First was days before President Duterte occupied Malacanang wherein he personally received Marites Flor on June 25 last year. Second was Norwegian hostage Kjartan Sekkingstad on Sept. 18.
Flor and Sekkingstad were fortunate enough to survive from their captors. Their companions Canadians Robert Hall and John Ridsdel were beheaded by the bandits.
Dureza said other crews were able to lock up their cabins when the armed men boarded the ship. Park and Alindajao were taken to a place on board a speed boat.
“It was only today that they knew they were in Sulu,” Dureza said. He said the first time they (victims) were told they were in Basilan.
From the first armed group reportedly led by a certain Abraham, Dureza said the two were turned over to another group of armed men. Abraham was later reported killed in a military pursuit operations against the Abu Sayyaf.

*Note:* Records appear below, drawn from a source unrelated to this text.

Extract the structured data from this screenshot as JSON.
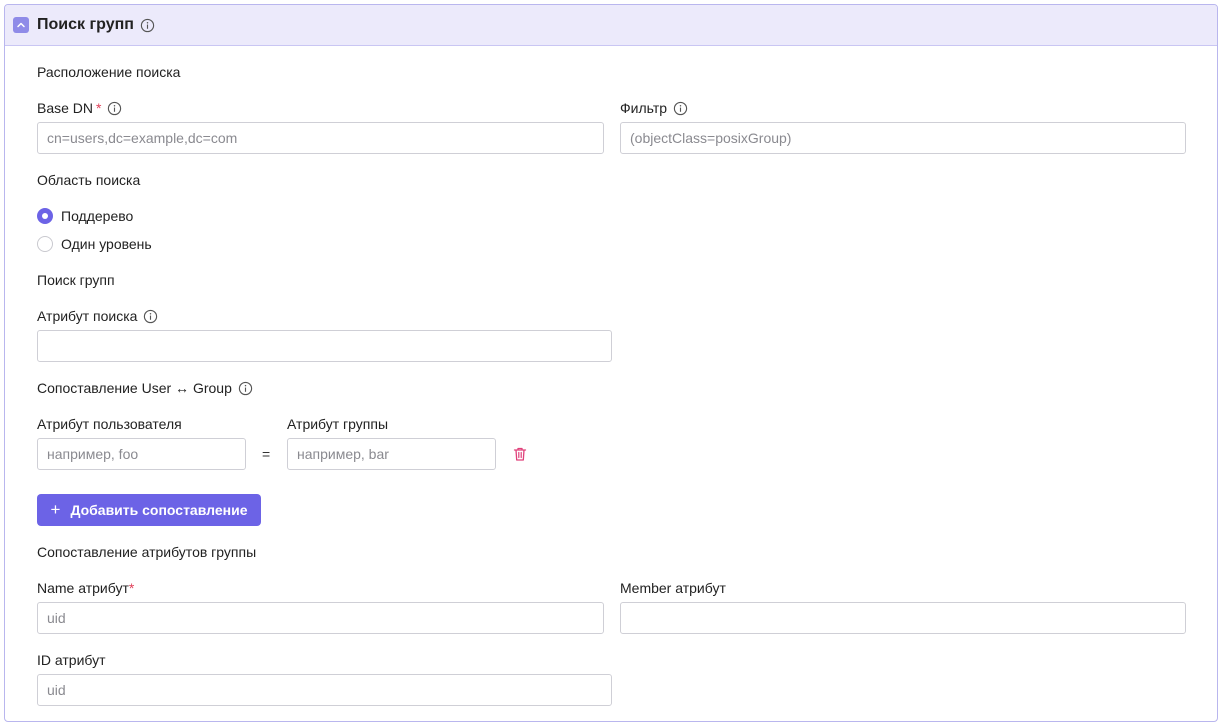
{
  "header": {
    "title": "Поиск групп"
  },
  "search_location": {
    "section_label": "Расположение поиска",
    "base_dn": {
      "label": "Base DN",
      "required_mark": "*",
      "value": "",
      "placeholder": "cn=users,dc=example,dc=com"
    },
    "filter": {
      "label": "Фильтр",
      "value": "",
      "placeholder": "(objectClass=posixGroup)"
    }
  },
  "search_scope": {
    "section_label": "Область поиска",
    "options": [
      {
        "label": "Поддерево",
        "checked": true
      },
      {
        "label": "Один уровень",
        "checked": false
      }
    ]
  },
  "group_search": {
    "section_label": "Поиск групп",
    "search_attribute": {
      "label": "Атрибут поиска",
      "value": "",
      "placeholder": ""
    }
  },
  "mapping": {
    "section_label": "Сопоставление User ↔ Group",
    "user_attr": {
      "label": "Атрибут пользователя",
      "placeholder": "например, foo"
    },
    "equals": "=",
    "group_attr": {
      "label": "Атрибут группы",
      "placeholder": "например, bar"
    },
    "add_button": {
      "icon": "+",
      "label": "Добавить сопоставление"
    }
  },
  "group_attributes": {
    "section_label": "Сопоставление атрибутов группы",
    "name_attr": {
      "label": "Name атрибут",
      "required_mark": "*",
      "placeholder": "uid"
    },
    "member_attr": {
      "label": "Member атрибут",
      "placeholder": ""
    },
    "id_attr": {
      "label": "ID атрибут",
      "placeholder": "uid"
    }
  },
  "colors": {
    "accent": "#6c63e6",
    "header_bg": "#eceafb",
    "border": "#b9b6ee",
    "required": "#e0405a",
    "danger": "#e0407a"
  }
}
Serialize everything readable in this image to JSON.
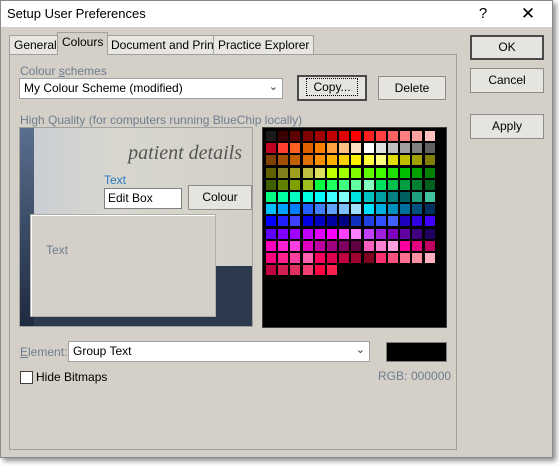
{
  "window": {
    "title": "Setup User Preferences",
    "help_glyph": "?",
    "close_glyph": "✕"
  },
  "tabs": [
    {
      "label": "General",
      "active": false
    },
    {
      "label": "Colours",
      "active": true
    },
    {
      "label": "Document and Print",
      "active": false
    },
    {
      "label": "Practice Explorer",
      "active": false
    }
  ],
  "dialog_buttons": {
    "ok": "OK",
    "cancel": "Cancel",
    "apply": "Apply"
  },
  "colour_schemes": {
    "label_pre": "Colour ",
    "label_u": "s",
    "label_post": "chemes",
    "selected": "My Colour Scheme (modified)",
    "copy_label": "Copy...",
    "delete_label": "Delete"
  },
  "high_quality_label": "High Quality (for computers running BlueChip locally)",
  "preview": {
    "heading": "patient details",
    "text_label": "Text",
    "edit_box_value": "Edit Box",
    "colour_button": "Colour",
    "inner_text": "Text"
  },
  "palette_colors": [
    "#1a1a1a",
    "#3a0000",
    "#5c0000",
    "#800000",
    "#a00000",
    "#c00000",
    "#e00000",
    "#ff0000",
    "#ff2020",
    "#ff4040",
    "#ff6060",
    "#ff8080",
    "#ffa0a0",
    "#ffc0c0",
    "#c00020",
    "#ff4030",
    "#ff6020",
    "#e06000",
    "#ff8000",
    "#ffa040",
    "#ffc080",
    "#ffe0c0",
    "#ffffff",
    "#e0e0e0",
    "#c0c0c0",
    "#a0a0a0",
    "#808080",
    "#606060",
    "#804000",
    "#a05000",
    "#c06000",
    "#e07000",
    "#ff9000",
    "#ffb000",
    "#ffd000",
    "#fff000",
    "#ffff40",
    "#ffff80",
    "#e0e000",
    "#c0c000",
    "#a0a000",
    "#808000",
    "#606000",
    "#808020",
    "#a0a020",
    "#c0c040",
    "#e0e060",
    "#c0ff00",
    "#a0ff00",
    "#80ff00",
    "#60ff00",
    "#40ff00",
    "#20e000",
    "#00c000",
    "#00a000",
    "#008000",
    "#406000",
    "#608000",
    "#80a000",
    "#a0c020",
    "#00ff40",
    "#20ff60",
    "#40ff80",
    "#60ffa0",
    "#80ffc0",
    "#00e060",
    "#00c050",
    "#00a040",
    "#008030",
    "#006020",
    "#00ff80",
    "#00ffa0",
    "#00ffc0",
    "#00ffe0",
    "#00ffff",
    "#40ffff",
    "#80ffff",
    "#00e0e0",
    "#00c0c0",
    "#00a0a0",
    "#008080",
    "#006060",
    "#20a080",
    "#40c0a0",
    "#00c0ff",
    "#00a0ff",
    "#0080ff",
    "#2060ff",
    "#4080ff",
    "#60a0ff",
    "#80c0ff",
    "#a0e0ff",
    "#00e0ff",
    "#00b0e0",
    "#0090c0",
    "#0070a0",
    "#005080",
    "#003060",
    "#0000ff",
    "#2020ff",
    "#4040ff",
    "#0000e0",
    "#0000c0",
    "#0000a0",
    "#000080",
    "#1030c0",
    "#2040e0",
    "#3050ff",
    "#4060ff",
    "#2000c0",
    "#3000e0",
    "#4000ff",
    "#6000ff",
    "#8000ff",
    "#a000ff",
    "#c000ff",
    "#e000ff",
    "#ff00ff",
    "#ff40ff",
    "#ff80ff",
    "#c040ff",
    "#a020e0",
    "#8000c0",
    "#6000a0",
    "#400080",
    "#200060",
    "#ff00c0",
    "#ff20d0",
    "#ff40e0",
    "#e000c0",
    "#c000a0",
    "#a00080",
    "#800060",
    "#600040",
    "#ff60c0",
    "#ff80d0",
    "#ffa0e0",
    "#ff00a0",
    "#e00080",
    "#c00060",
    "#ff0080",
    "#ff2090",
    "#ff40a0",
    "#ff60b0",
    "#ff0060",
    "#e00050",
    "#c00040",
    "#a00030",
    "#800020",
    "#ff3070",
    "#ff5080",
    "#ff7090",
    "#ff90a0",
    "#ffb0c0",
    "#c00040",
    "#d02050",
    "#e03060",
    "#f04070",
    "#ff0040",
    "#ff2050"
  ],
  "element": {
    "label_u": "E",
    "label_post": "lement:",
    "selected": "Group Text",
    "color": "#000000"
  },
  "hide_bitmaps": {
    "label": "Hide Bitmaps",
    "checked": false
  },
  "rgb": {
    "label": "RGB:",
    "value": "000000"
  }
}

He said Park and Alindajao were turned over to several armed groups. Sometimes they find their selves in a community. At times, they slept under the trees in the forest.
Dureza said Park and Alindajao were already hopeless and were not fine. They also need to undergo trauma counseling.
Dureza could not confirm if the armed men are members of the Abu Sayyaf Group. “I can’t speculate,” he said.
A representative of the Korean ship company, Kim Yangjun said the company did not pay money in exchange for the release. “Why should we pay?” he asked.
The negotiations for the release of Park and Alindajao were joint efforts of concerned individuals and the help of Moro national Liberation front (MNLF) under the guidance of chair Nur Misuari.
“I do not know the details of how they were released. They were just turned over to me by Tan,” Dureza said, although negotiations started after their abduction.
On his way to Jolo, Dureza said he immediately informed President Duterte through special Assistant to the President (SAP) Christopher “Bong” Go.
The incident was the first kidnapping on a merchant ship. It was even regarded by the International Maritime Bureau’s Malaysia-based Piracy Reporting Center as a landmark incident.
According to Dureza, Alindajao was suggesting that a state security force must be onboard ships to counter kidnapping on open seas.
Dureza said this can be raised to the Association of Southeast Asian Nations (ASEAN) for a common policy on addressing such issues. He admitted that the spate of kidnappings in open sea is embarrassing to the government.